"""

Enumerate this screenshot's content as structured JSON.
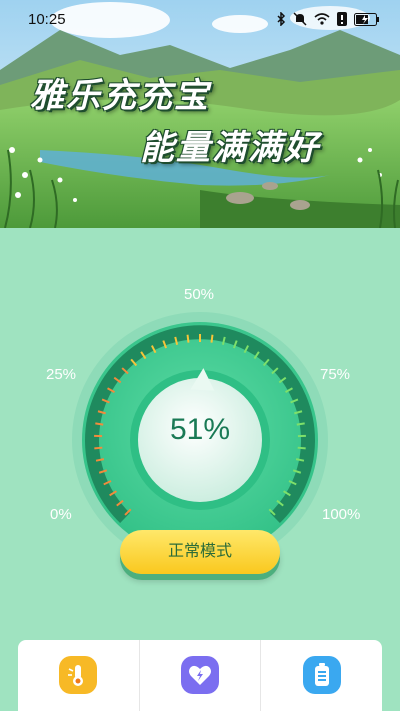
{
  "status_bar": {
    "time": "10:25",
    "icons": [
      "bluetooth-icon",
      "mute-icon",
      "wifi-icon",
      "alert-icon",
      "battery-charging-icon"
    ]
  },
  "banner": {
    "headline_line1": "雅乐充充宝",
    "headline_line2": "能量满满好"
  },
  "gauge": {
    "labels": {
      "p0": "0%",
      "p25": "25%",
      "p50": "50%",
      "p75": "75%",
      "p100": "100%"
    },
    "value_text": "51%",
    "level": 0.51
  },
  "mode_button": {
    "label": "正常模式"
  },
  "bottom_tools": [
    {
      "icon": "temperature-icon"
    },
    {
      "icon": "heart-bolt-icon"
    },
    {
      "icon": "battery-icon"
    }
  ],
  "colors": {
    "background": "#9fe3c0",
    "ring": "#3fcf94",
    "accent_yellow": "#f9c81e",
    "text_green": "#1a7a55"
  }
}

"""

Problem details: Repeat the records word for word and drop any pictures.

Written response:
Enumerate this screenshot's content as structured JSON.
{
  "status_bar": {
    "time": "10:25",
    "icons": [
      "bluetooth-icon",
      "mute-icon",
      "wifi-icon",
      "alert-icon",
      "battery-charging-icon"
    ]
  },
  "banner": {
    "headline_line1": "雅乐充充宝",
    "headline_line2": "能量满满好"
  },
  "gauge": {
    "labels": {
      "p0": "0%",
      "p25": "25%",
      "p50": "50%",
      "p75": "75%",
      "p100": "100%"
    },
    "value_text": "51%",
    "level": 0.51
  },
  "mode_button": {
    "label": "正常模式"
  },
  "bottom_tools": [
    {
      "icon": "temperature-icon"
    },
    {
      "icon": "heart-bolt-icon"
    },
    {
      "icon": "battery-icon"
    }
  ],
  "colors": {
    "background": "#9fe3c0",
    "ring": "#3fcf94",
    "accent_yellow": "#f9c81e",
    "text_green": "#1a7a55"
  }
}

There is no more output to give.